# Excerpts from an interface dataset

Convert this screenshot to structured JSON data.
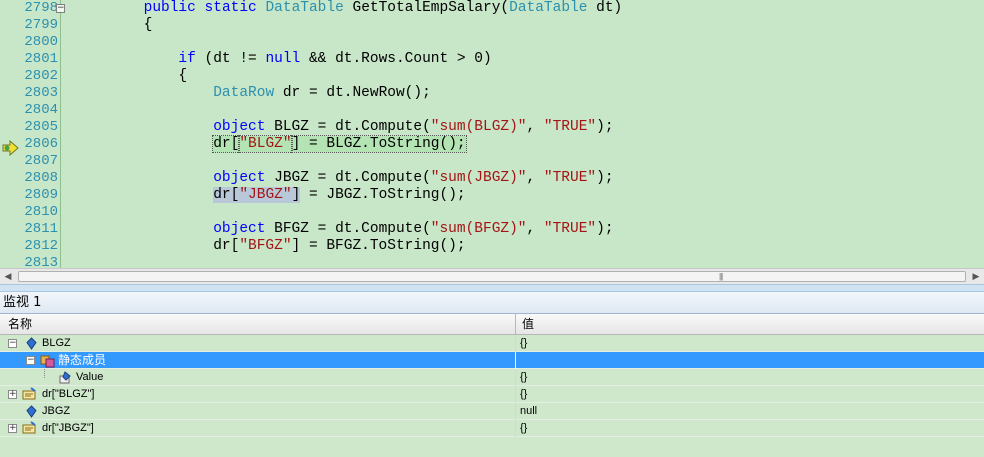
{
  "editor": {
    "line_numbers": [
      "2798",
      "2799",
      "2800",
      "2801",
      "2802",
      "2803",
      "2804",
      "2805",
      "2806",
      "2807",
      "2808",
      "2809",
      "2810",
      "2811",
      "2812",
      "2813"
    ],
    "lines": [
      [
        {
          "t": "        ",
          "c": ""
        },
        {
          "t": "public",
          "c": "kw"
        },
        {
          "t": " ",
          "c": ""
        },
        {
          "t": "static",
          "c": "kw"
        },
        {
          "t": " ",
          "c": ""
        },
        {
          "t": "DataTable",
          "c": "ty"
        },
        {
          "t": " GetTotalEmpSalary(",
          "c": ""
        },
        {
          "t": "DataTable",
          "c": "ty"
        },
        {
          "t": " dt)",
          "c": ""
        }
      ],
      [
        {
          "t": "        {",
          "c": ""
        }
      ],
      [],
      [
        {
          "t": "            ",
          "c": ""
        },
        {
          "t": "if",
          "c": "kw"
        },
        {
          "t": " (dt != ",
          "c": ""
        },
        {
          "t": "null",
          "c": "kw"
        },
        {
          "t": " && dt.Rows.Count > 0)",
          "c": ""
        }
      ],
      [
        {
          "t": "            {",
          "c": ""
        }
      ],
      [
        {
          "t": "                ",
          "c": ""
        },
        {
          "t": "DataRow",
          "c": "ty"
        },
        {
          "t": " dr = dt.NewRow();",
          "c": ""
        }
      ],
      [],
      [
        {
          "t": "                ",
          "c": ""
        },
        {
          "t": "object",
          "c": "kw"
        },
        {
          "t": " BLGZ = dt.Compute(",
          "c": ""
        },
        {
          "t": "\"sum(BLGZ)\"",
          "c": "st"
        },
        {
          "t": ", ",
          "c": ""
        },
        {
          "t": "\"TRUE\"",
          "c": "st"
        },
        {
          "t": ");",
          "c": ""
        }
      ],
      [
        {
          "t": "                ",
          "c": ""
        },
        {
          "t": "dr[",
          "c": "cur-stmt"
        },
        {
          "t": "\"BLGZ\"",
          "c": "cur-stmt st"
        },
        {
          "t": "] = BLGZ.ToString();",
          "c": "cur-stmt"
        }
      ],
      [],
      [
        {
          "t": "                ",
          "c": ""
        },
        {
          "t": "object",
          "c": "kw"
        },
        {
          "t": " JBGZ = dt.Compute(",
          "c": ""
        },
        {
          "t": "\"sum(JBGZ)\"",
          "c": "st"
        },
        {
          "t": ", ",
          "c": ""
        },
        {
          "t": "\"TRUE\"",
          "c": "st"
        },
        {
          "t": ");",
          "c": ""
        }
      ],
      [
        {
          "t": "                ",
          "c": ""
        },
        {
          "t": "dr[",
          "c": "sel-token"
        },
        {
          "t": "\"JBGZ\"",
          "c": "sel-token st"
        },
        {
          "t": "]",
          "c": "sel-token"
        },
        {
          "t": " = JBGZ.ToString();",
          "c": ""
        }
      ],
      [],
      [
        {
          "t": "                ",
          "c": ""
        },
        {
          "t": "object",
          "c": "kw"
        },
        {
          "t": " BFGZ = dt.Compute(",
          "c": ""
        },
        {
          "t": "\"sum(BFGZ)\"",
          "c": "st"
        },
        {
          "t": ", ",
          "c": ""
        },
        {
          "t": "\"TRUE\"",
          "c": "st"
        },
        {
          "t": ");",
          "c": ""
        }
      ],
      [
        {
          "t": "                dr[",
          "c": ""
        },
        {
          "t": "\"BFGZ\"",
          "c": "st"
        },
        {
          "t": "] = BFGZ.ToString();",
          "c": ""
        }
      ],
      []
    ],
    "colors": {
      "keyword": "#0000ff",
      "type": "#2b91af",
      "string": "#a31515",
      "background": "#c8e6c8"
    }
  },
  "watch": {
    "title": "监视 1",
    "col_name": "名称",
    "col_value": "值",
    "rows": [
      {
        "name": "BLGZ",
        "value": "{}",
        "icon": "field-icon"
      },
      {
        "name": "静态成员",
        "value": "",
        "icon": "static-members-icon"
      },
      {
        "name": "Value",
        "value": "{}",
        "icon": "property-icon"
      },
      {
        "name": "dr[\"BLGZ\"]",
        "value": "{}",
        "icon": "indexer-icon"
      },
      {
        "name": "JBGZ",
        "value": "null",
        "icon": "field-icon"
      },
      {
        "name": "dr[\"JBGZ\"]",
        "value": "{}",
        "icon": "indexer-icon"
      }
    ]
  }
}
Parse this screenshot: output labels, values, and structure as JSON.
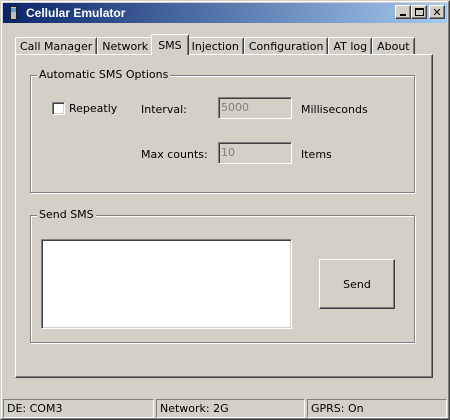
{
  "window": {
    "title": "Cellular Emulator",
    "controls": {
      "minimize": "minimize-icon",
      "maximize": "maximize-icon",
      "close": "close-icon"
    }
  },
  "tabs": [
    {
      "label": "Call Manager",
      "active": false
    },
    {
      "label": "Network",
      "active": false
    },
    {
      "label": "SMS",
      "active": true
    },
    {
      "label": "Injection",
      "active": false
    },
    {
      "label": "Configuration",
      "active": false
    },
    {
      "label": "AT log",
      "active": false
    },
    {
      "label": "About",
      "active": false
    }
  ],
  "auto_sms": {
    "group_title": "Automatic SMS Options",
    "repeatly_label": "Repeatly",
    "repeatly_checked": false,
    "interval_label": "Interval:",
    "interval_value": "5000",
    "interval_unit": "Milliseconds",
    "maxcount_label": "Max counts:",
    "maxcount_value": "10",
    "maxcount_unit": "Items"
  },
  "send_sms": {
    "group_title": "Send SMS",
    "message_value": "",
    "send_label": "Send"
  },
  "status": {
    "port": "DE: COM3",
    "network": "Network: 2G",
    "gprs": "GPRS: On"
  }
}
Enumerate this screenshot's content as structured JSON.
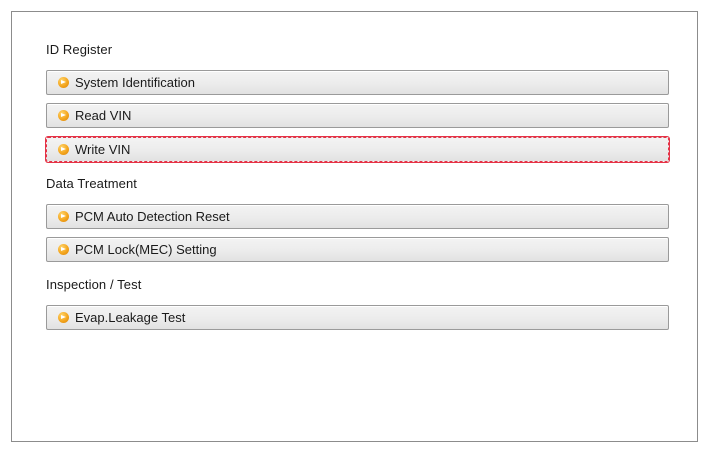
{
  "sections": [
    {
      "title": "ID Register",
      "items": [
        {
          "label": "System Identification",
          "icon": "orange-arrow-bullet-icon"
        },
        {
          "label": "Read VIN",
          "icon": "orange-arrow-bullet-icon"
        },
        {
          "label": "Write VIN",
          "icon": "orange-arrow-bullet-icon",
          "highlighted": true
        }
      ]
    },
    {
      "title": "Data Treatment",
      "items": [
        {
          "label": "PCM Auto Detection Reset",
          "icon": "orange-arrow-bullet-icon"
        },
        {
          "label": "PCM Lock(MEC) Setting",
          "icon": "orange-arrow-bullet-icon"
        }
      ]
    },
    {
      "title": "Inspection / Test",
      "items": [
        {
          "label": "Evap.Leakage Test",
          "icon": "orange-arrow-bullet-icon"
        }
      ]
    }
  ],
  "colors": {
    "highlight": "#e53347",
    "bullet": "#f4a61e",
    "border": "#9a9a9a"
  }
}
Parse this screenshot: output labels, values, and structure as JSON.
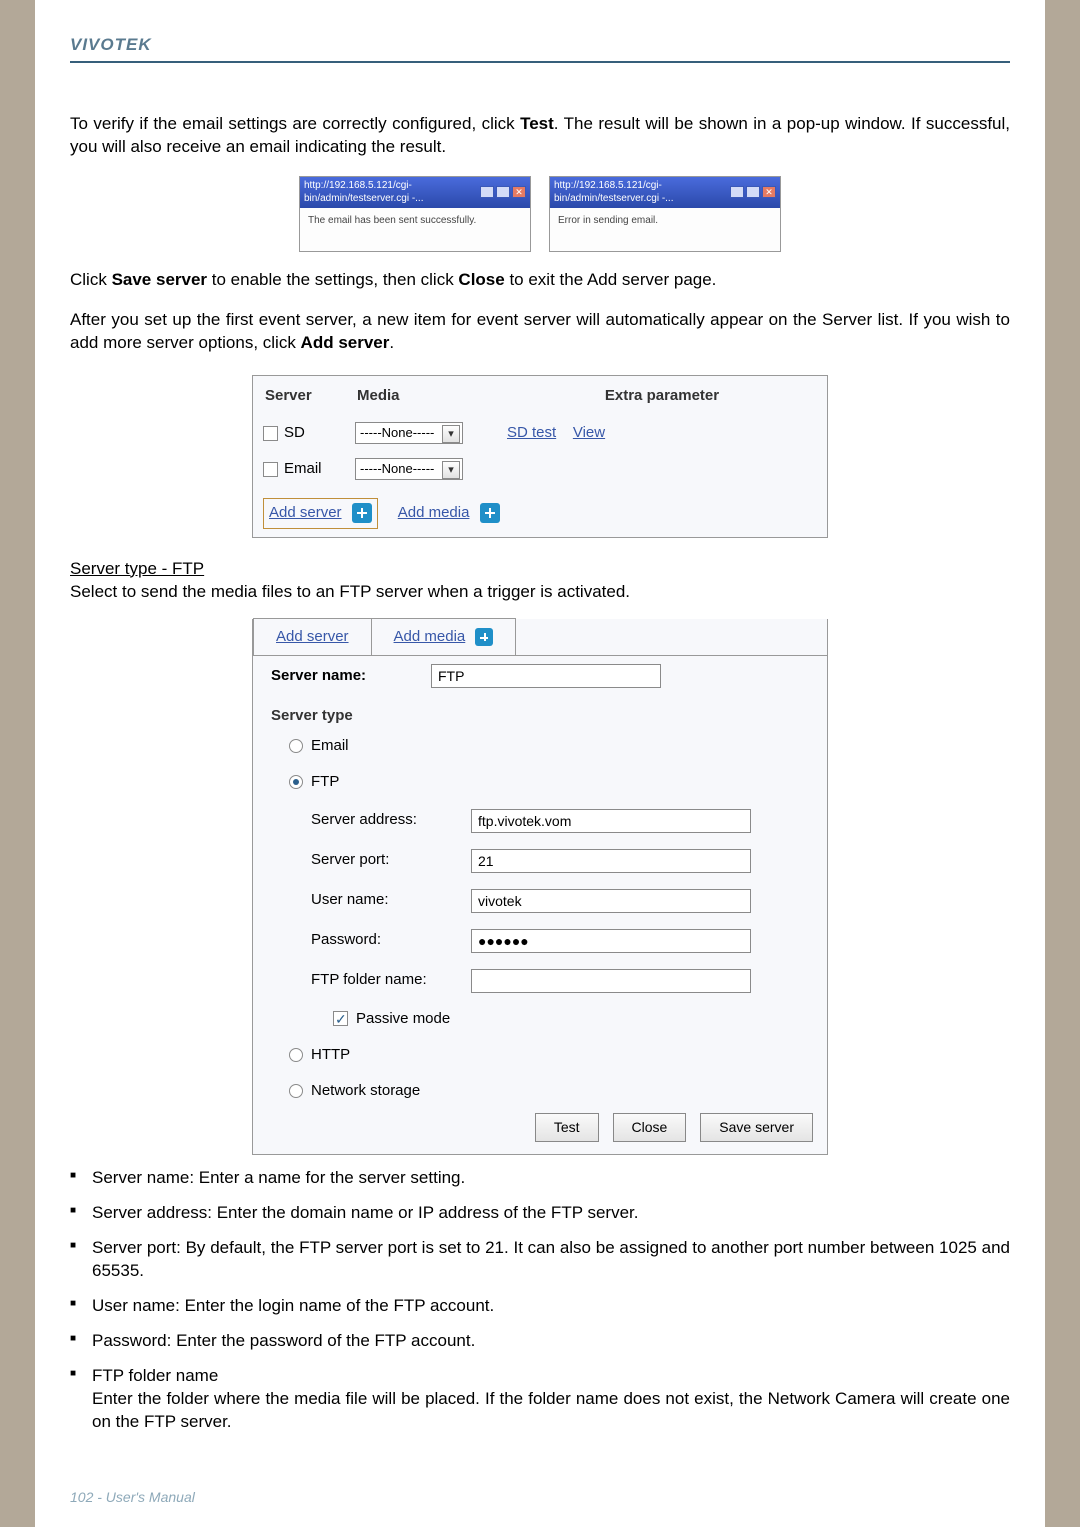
{
  "brand": "VIVOTEK",
  "intro_verify": "To verify if the email settings are correctly configured, click ",
  "test_bold": "Test",
  "intro_verify_tail": ". The result will be shown in a pop-up window. If successful, you will also receive an email indicating the result.",
  "popup_url_left": "http://192.168.5.121/cgi-bin/admin/testserver.cgi -...",
  "popup_url_right": "http://192.168.5.121/cgi-bin/admin/testserver.cgi -...",
  "popup_msg_success": "The email has been sent successfully.",
  "popup_msg_error": "Error in sending email.",
  "click_save_1": "Click ",
  "save_server_bold": "Save server",
  "click_save_2": " to enable the settings, then click ",
  "close_bold": "Close",
  "click_save_3": " to exit the Add server page.",
  "after_setup_1": "After you set up the first event server, a new item for event server will automatically appear on the Server list. If you wish to add more server options, click ",
  "add_server_bold": "Add server",
  "after_setup_2": ".",
  "server_table": {
    "h_server": "Server",
    "h_media": "Media",
    "h_extra": "Extra parameter",
    "row_sd": "SD",
    "row_email": "Email",
    "none_option": "-----None-----",
    "sd_test": "SD test",
    "view": "View",
    "add_server": "Add server",
    "add_media": "Add media"
  },
  "ftp_section_title": "Server type - FTP",
  "ftp_section_desc": "Select to send the media files to an FTP server when a trigger is activated.",
  "ftp_panel": {
    "tab_add_server": "Add server",
    "tab_add_media": "Add media",
    "server_name_label": "Server name:",
    "server_name_val": "FTP",
    "server_type_label": "Server type",
    "opt_email": "Email",
    "opt_ftp": "FTP",
    "server_address_label": "Server address:",
    "server_address_val": "ftp.vivotek.vom",
    "server_port_label": "Server port:",
    "server_port_val": "21",
    "user_name_label": "User name:",
    "user_name_val": "vivotek",
    "password_label": "Password:",
    "password_val": "●●●●●●",
    "ftp_folder_label": "FTP folder name:",
    "ftp_folder_val": "",
    "passive_mode": "Passive mode",
    "opt_http": "HTTP",
    "opt_ns": "Network storage",
    "btn_test": "Test",
    "btn_close": "Close",
    "btn_save": "Save server"
  },
  "bullets": {
    "b1": "Server name: Enter a name for the server setting.",
    "b2": "Server address: Enter the domain name or IP address of the FTP server.",
    "b3": "Server port: By default, the FTP server port is set to 21. It can also be assigned to another port number between 1025 and 65535.",
    "b4": "User name: Enter the login name of the FTP account.",
    "b5": "Password: Enter the password of the FTP account.",
    "b6h": "FTP folder name",
    "b6b": "Enter the folder where the media file will be placed. If the folder name does not exist, the Network Camera will create one on the FTP server."
  },
  "footer": "102 - User's Manual"
}
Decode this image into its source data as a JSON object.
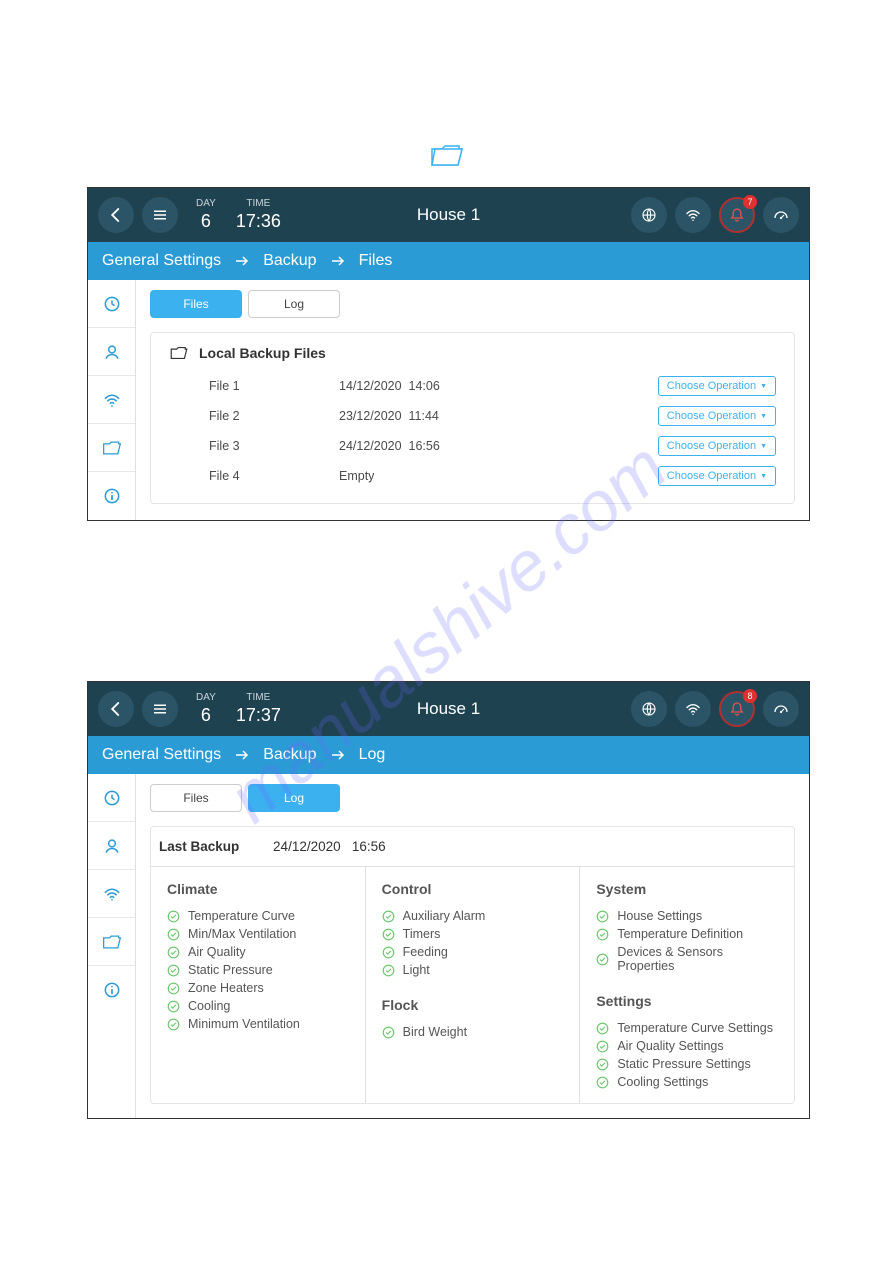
{
  "folder_icon_color": "#3CB1F0",
  "watermark": "manualshive.com",
  "screen1": {
    "header": {
      "day_label": "DAY",
      "day_value": "6",
      "time_label": "TIME",
      "time_value": "17:36",
      "house": "House 1",
      "bell_badge": "7"
    },
    "breadcrumb": [
      "General Settings",
      "Backup",
      "Files"
    ],
    "tabs": {
      "files": "Files",
      "log": "Log",
      "active": "files"
    },
    "panel_title": "Local Backup Files",
    "rows": [
      {
        "name": "File 1",
        "date": "14/12/2020",
        "time": "14:06",
        "op": "Choose Operation"
      },
      {
        "name": "File 2",
        "date": "23/12/2020",
        "time": "11:44",
        "op": "Choose Operation"
      },
      {
        "name": "File 3",
        "date": "24/12/2020",
        "time": "16:56",
        "op": "Choose Operation"
      },
      {
        "name": "File 4",
        "date": "Empty",
        "time": "",
        "op": "Choose Operation"
      }
    ]
  },
  "screen2": {
    "header": {
      "day_label": "DAY",
      "day_value": "6",
      "time_label": "TIME",
      "time_value": "17:37",
      "house": "House 1",
      "bell_badge": "8"
    },
    "breadcrumb": [
      "General Settings",
      "Backup",
      "Log"
    ],
    "tabs": {
      "files": "Files",
      "log": "Log",
      "active": "log"
    },
    "last_backup_label": "Last Backup",
    "last_backup_date": "24/12/2020",
    "last_backup_time": "16:56",
    "columns": {
      "climate": {
        "title": "Climate",
        "items": [
          "Temperature Curve",
          "Min/Max Ventilation",
          "Air Quality",
          "Static Pressure",
          "Zone Heaters",
          "Cooling",
          "Minimum Ventilation"
        ]
      },
      "control": {
        "title": "Control",
        "items": [
          "Auxiliary Alarm",
          "Timers",
          "Feeding",
          "Light"
        ],
        "flock_title": "Flock",
        "flock_items": [
          "Bird Weight"
        ]
      },
      "system": {
        "title": "System",
        "items": [
          "House Settings",
          "Temperature Definition",
          "Devices & Sensors Properties"
        ],
        "settings_title": "Settings",
        "settings_items": [
          "Temperature Curve Settings",
          "Air Quality Settings",
          "Static Pressure Settings",
          "Cooling Settings"
        ]
      }
    }
  }
}
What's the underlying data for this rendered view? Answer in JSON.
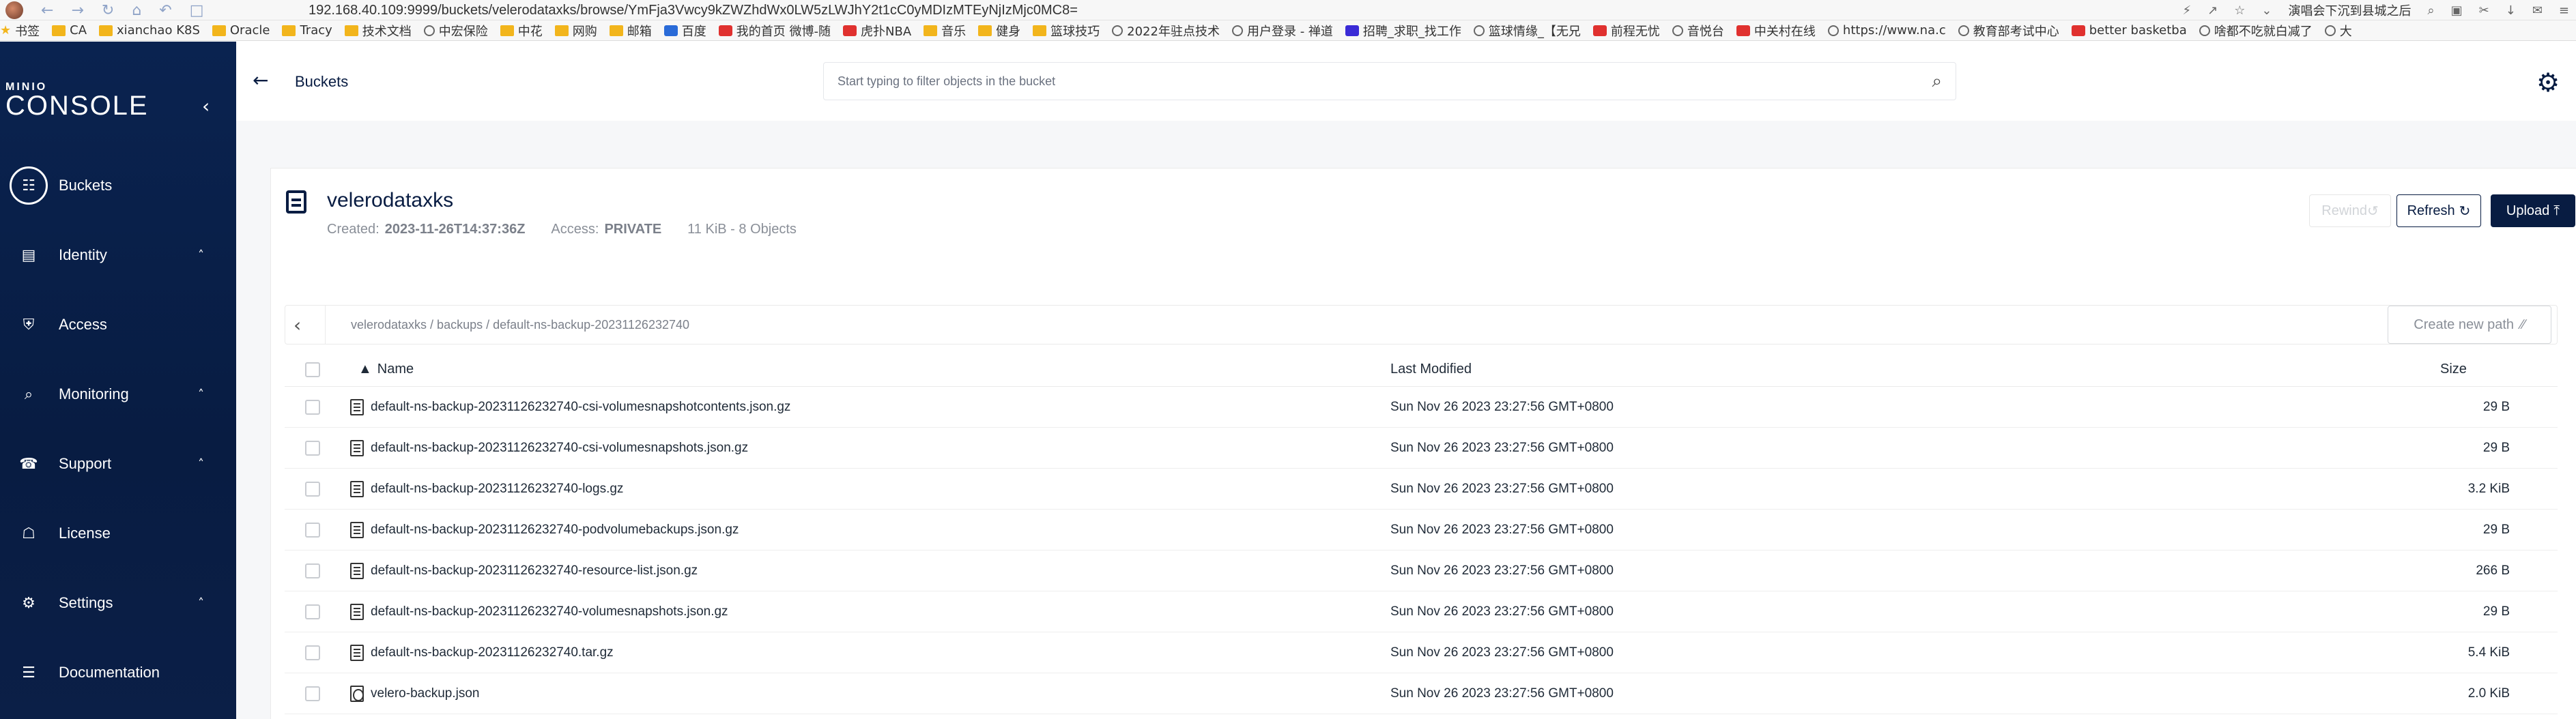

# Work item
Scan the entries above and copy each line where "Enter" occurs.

# Problem solution
    "b1": "Server name: Enter a name for the server setting.",
    "b2": "Server address: Enter the domain name or IP address of the FTP server.",
    "b4": "User name: Enter the login name of the FTP account.",
    "b5": "Password: Enter the password of the FTP account.",
    "b6b": "Enter the folder where the media file will be placed. If the folder name does not exist, the Network Camera will create one on the FTP server."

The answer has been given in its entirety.